Effect of crowding on fecundity, body size, developmental time, survival and oviposition of Carcinops pumilio (Erichson) (Coleoptera: Histeridae) under laboratory conditions
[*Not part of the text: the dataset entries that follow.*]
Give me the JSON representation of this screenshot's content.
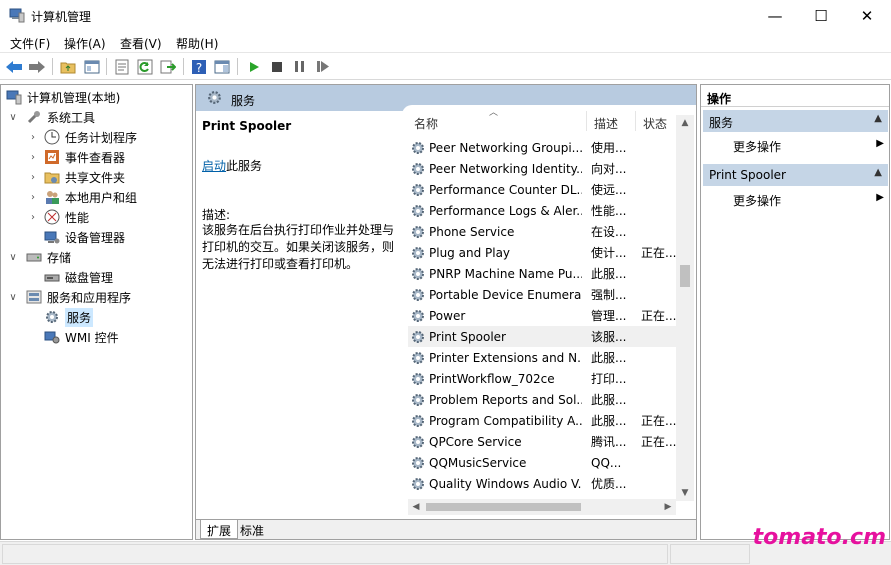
{
  "window": {
    "title": "计算机管理",
    "minimize": "—",
    "maximize": "☐",
    "close": "✕"
  },
  "menu": [
    "文件(F)",
    "操作(A)",
    "查看(V)",
    "帮助(H)"
  ],
  "tree": {
    "root": "计算机管理(本地)",
    "system_tools": "系统工具",
    "task_scheduler": "任务计划程序",
    "event_viewer": "事件查看器",
    "shared_folders": "共享文件夹",
    "local_users": "本地用户和组",
    "performance": "性能",
    "device_manager": "设备管理器",
    "storage": "存储",
    "disk_management": "磁盘管理",
    "services_apps": "服务和应用程序",
    "services": "服务",
    "wmi": "WMI 控件"
  },
  "middle": {
    "header": "服务",
    "detail": {
      "name": "Print Spooler",
      "start_link": "启动",
      "start_suffix": "此服务",
      "desc_label": "描述:",
      "description": "该服务在后台执行打印作业并处理与打印机的交互。如果关闭该服务，则无法进行打印或查看打印机。"
    },
    "columns": {
      "name": "名称",
      "desc": "描述",
      "status": "状态"
    },
    "services": [
      {
        "name": "Peer Networking Groupi...",
        "desc": "使用...",
        "status": ""
      },
      {
        "name": "Peer Networking Identity...",
        "desc": "向对...",
        "status": ""
      },
      {
        "name": "Performance Counter DL...",
        "desc": "使远...",
        "status": ""
      },
      {
        "name": "Performance Logs & Aler...",
        "desc": "性能...",
        "status": ""
      },
      {
        "name": "Phone Service",
        "desc": "在设...",
        "status": ""
      },
      {
        "name": "Plug and Play",
        "desc": "使计...",
        "status": "正在..."
      },
      {
        "name": "PNRP Machine Name Pu...",
        "desc": "此服...",
        "status": ""
      },
      {
        "name": "Portable Device Enumera...",
        "desc": "强制...",
        "status": ""
      },
      {
        "name": "Power",
        "desc": "管理...",
        "status": "正在..."
      },
      {
        "name": "Print Spooler",
        "desc": "该服...",
        "status": ""
      },
      {
        "name": "Printer Extensions and N...",
        "desc": "此服...",
        "status": ""
      },
      {
        "name": "PrintWorkflow_702ce",
        "desc": "打印...",
        "status": ""
      },
      {
        "name": "Problem Reports and Sol...",
        "desc": "此服...",
        "status": ""
      },
      {
        "name": "Program Compatibility A...",
        "desc": "此服...",
        "status": "正在..."
      },
      {
        "name": "QPCore Service",
        "desc": "腾讯...",
        "status": "正在..."
      },
      {
        "name": "QQMusicService",
        "desc": "QQ...",
        "status": ""
      },
      {
        "name": "Quality Windows Audio V...",
        "desc": "优质...",
        "status": ""
      }
    ],
    "tabs": [
      "扩展",
      "标准"
    ]
  },
  "actions": {
    "title": "操作",
    "section1": "服务",
    "section1_more": "更多操作",
    "section2": "Print Spooler",
    "section2_more": "更多操作"
  },
  "watermark": "tomato.cm"
}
Many populations of organisms deplete their resources, causing population growth rates to decline as population densities increase. For the histerid beetle, Carcinops pumilio (Erichson), increase in density had a damping effect on female fecundity and was inversely proportional to body size and mass of first and second instar larvae. Developmental time was inversely proportional to body size and mass of first and second instar larvae reared at densities of 5, 10, 15, 20, 30, 40 and 50 pairs of males and females. Survival of second instar larvae decreased with increase in density but increased with increase in body size. The rate of oviposition was directly proportional to body size and mass of the adult females. The results show that density will be a critical factor in any mass-rearing programme for this predator of fly larvae.